WHAT TO PRODUCE: Check every line of the data and copy the ones where "image" appears.

EXTRACTED MATERIAL:

◇ ◇ ◇ ◇

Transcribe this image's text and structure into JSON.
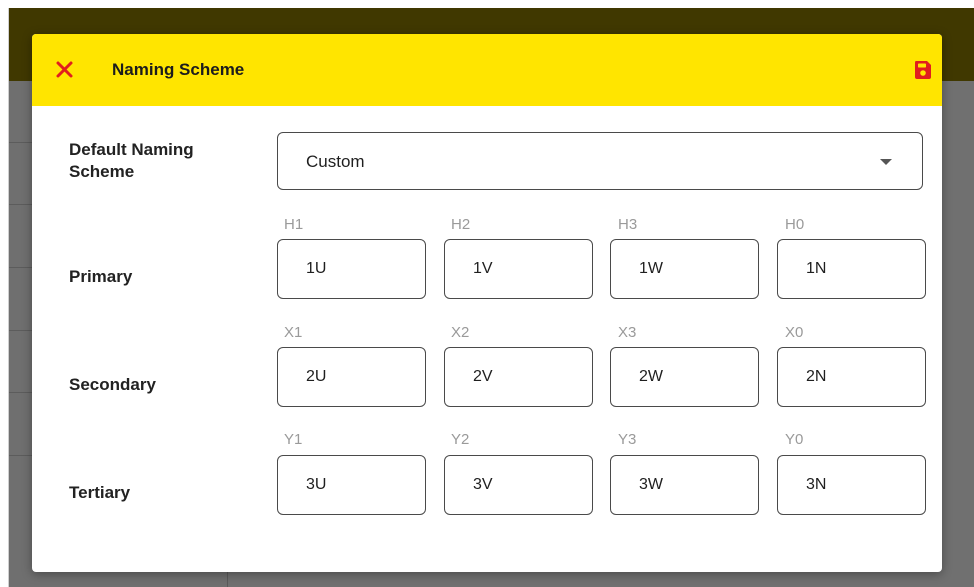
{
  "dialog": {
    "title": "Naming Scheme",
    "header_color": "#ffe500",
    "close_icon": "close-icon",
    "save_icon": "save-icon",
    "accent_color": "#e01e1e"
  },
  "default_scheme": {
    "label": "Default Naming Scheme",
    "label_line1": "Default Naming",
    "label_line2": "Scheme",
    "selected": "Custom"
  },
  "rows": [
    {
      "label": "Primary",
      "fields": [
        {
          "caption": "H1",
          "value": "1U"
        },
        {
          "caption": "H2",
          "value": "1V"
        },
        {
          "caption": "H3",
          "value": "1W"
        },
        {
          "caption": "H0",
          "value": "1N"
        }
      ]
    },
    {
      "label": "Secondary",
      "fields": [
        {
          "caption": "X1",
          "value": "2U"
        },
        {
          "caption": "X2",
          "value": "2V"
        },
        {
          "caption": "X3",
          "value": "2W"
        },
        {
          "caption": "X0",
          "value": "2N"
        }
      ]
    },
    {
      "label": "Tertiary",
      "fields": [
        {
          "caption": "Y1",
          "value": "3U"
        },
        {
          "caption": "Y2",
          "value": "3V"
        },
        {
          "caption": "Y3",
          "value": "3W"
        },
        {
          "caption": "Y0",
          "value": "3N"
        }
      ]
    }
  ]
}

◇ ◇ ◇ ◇

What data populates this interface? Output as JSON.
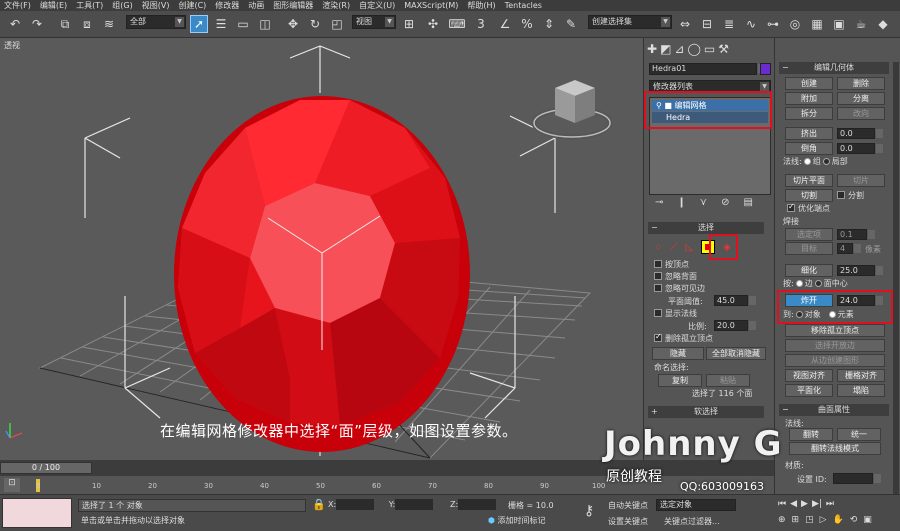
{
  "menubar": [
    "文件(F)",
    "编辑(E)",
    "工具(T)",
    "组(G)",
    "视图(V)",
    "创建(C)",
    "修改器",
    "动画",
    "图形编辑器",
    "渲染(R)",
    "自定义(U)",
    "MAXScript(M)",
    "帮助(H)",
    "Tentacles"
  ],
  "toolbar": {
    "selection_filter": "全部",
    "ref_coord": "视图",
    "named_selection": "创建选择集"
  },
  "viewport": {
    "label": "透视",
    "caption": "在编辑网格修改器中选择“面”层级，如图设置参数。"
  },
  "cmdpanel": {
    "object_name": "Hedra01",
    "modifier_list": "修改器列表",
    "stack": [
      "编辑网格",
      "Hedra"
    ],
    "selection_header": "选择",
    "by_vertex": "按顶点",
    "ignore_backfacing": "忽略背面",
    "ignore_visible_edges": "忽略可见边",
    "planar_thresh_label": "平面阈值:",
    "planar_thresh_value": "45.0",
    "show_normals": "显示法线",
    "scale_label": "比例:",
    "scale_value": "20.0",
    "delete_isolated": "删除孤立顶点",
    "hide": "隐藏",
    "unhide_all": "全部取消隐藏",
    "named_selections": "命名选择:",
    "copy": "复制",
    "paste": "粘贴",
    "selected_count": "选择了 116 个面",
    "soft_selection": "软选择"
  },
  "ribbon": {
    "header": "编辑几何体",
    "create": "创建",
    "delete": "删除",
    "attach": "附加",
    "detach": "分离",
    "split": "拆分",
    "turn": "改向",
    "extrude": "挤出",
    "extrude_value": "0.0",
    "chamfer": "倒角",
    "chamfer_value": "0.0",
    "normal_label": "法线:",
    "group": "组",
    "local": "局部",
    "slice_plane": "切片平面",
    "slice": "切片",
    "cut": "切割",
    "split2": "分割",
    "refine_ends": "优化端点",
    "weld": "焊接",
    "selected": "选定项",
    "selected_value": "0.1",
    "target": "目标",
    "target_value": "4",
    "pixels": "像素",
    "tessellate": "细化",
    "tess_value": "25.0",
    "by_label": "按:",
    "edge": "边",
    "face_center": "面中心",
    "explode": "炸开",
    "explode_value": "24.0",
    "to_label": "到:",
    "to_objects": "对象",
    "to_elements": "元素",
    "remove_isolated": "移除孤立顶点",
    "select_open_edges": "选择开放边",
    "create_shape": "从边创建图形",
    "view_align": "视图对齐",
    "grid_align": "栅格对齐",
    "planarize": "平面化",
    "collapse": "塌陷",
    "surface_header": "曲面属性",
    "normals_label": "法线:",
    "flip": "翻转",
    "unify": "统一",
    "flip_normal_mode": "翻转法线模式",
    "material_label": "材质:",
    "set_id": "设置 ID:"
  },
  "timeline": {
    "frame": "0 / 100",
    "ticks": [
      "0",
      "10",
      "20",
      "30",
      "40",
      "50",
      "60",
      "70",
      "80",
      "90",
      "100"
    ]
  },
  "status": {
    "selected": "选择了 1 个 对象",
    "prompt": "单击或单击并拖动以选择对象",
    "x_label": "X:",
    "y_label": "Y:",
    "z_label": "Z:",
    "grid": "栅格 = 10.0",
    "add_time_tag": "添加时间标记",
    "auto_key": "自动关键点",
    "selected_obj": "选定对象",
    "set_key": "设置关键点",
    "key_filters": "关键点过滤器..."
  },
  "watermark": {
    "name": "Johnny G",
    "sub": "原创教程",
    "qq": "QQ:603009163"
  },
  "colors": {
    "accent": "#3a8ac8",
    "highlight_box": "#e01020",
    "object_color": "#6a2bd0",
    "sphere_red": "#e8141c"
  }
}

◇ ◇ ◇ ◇

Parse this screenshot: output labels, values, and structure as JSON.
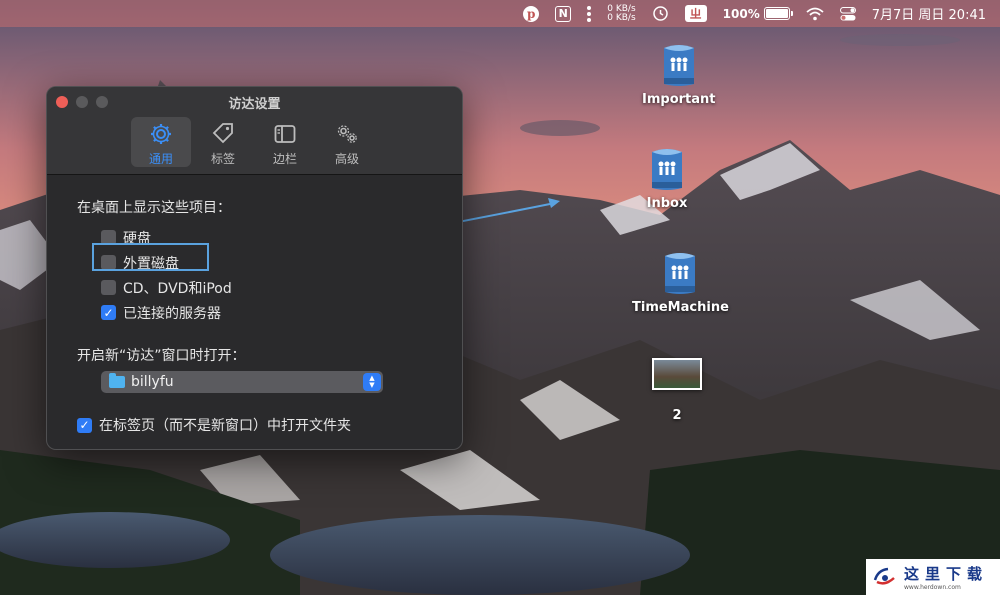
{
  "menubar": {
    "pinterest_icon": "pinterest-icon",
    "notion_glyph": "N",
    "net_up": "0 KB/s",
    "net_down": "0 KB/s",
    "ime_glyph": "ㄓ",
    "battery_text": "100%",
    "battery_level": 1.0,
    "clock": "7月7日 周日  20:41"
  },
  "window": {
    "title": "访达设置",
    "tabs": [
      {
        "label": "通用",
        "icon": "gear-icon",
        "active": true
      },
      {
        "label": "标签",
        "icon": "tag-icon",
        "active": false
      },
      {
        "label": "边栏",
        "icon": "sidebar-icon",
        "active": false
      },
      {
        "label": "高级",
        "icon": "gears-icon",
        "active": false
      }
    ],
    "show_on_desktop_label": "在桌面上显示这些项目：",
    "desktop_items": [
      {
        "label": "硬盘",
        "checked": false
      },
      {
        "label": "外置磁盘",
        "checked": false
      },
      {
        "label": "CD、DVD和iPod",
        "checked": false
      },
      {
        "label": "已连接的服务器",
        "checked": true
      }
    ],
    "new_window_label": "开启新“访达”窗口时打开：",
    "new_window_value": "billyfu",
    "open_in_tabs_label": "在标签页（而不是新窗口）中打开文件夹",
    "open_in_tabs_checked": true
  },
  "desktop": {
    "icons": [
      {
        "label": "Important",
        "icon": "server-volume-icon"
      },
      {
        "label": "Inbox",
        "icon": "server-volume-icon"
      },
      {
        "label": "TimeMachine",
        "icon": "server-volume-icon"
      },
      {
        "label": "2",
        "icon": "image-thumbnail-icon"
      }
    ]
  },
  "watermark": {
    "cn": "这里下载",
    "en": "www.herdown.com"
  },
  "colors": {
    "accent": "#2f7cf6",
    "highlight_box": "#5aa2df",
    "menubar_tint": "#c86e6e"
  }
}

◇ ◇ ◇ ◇

SOLVED EXERCISE:
Transcribe this image's text and structure into JSON.
        "icon": "image-thumbnail-icon"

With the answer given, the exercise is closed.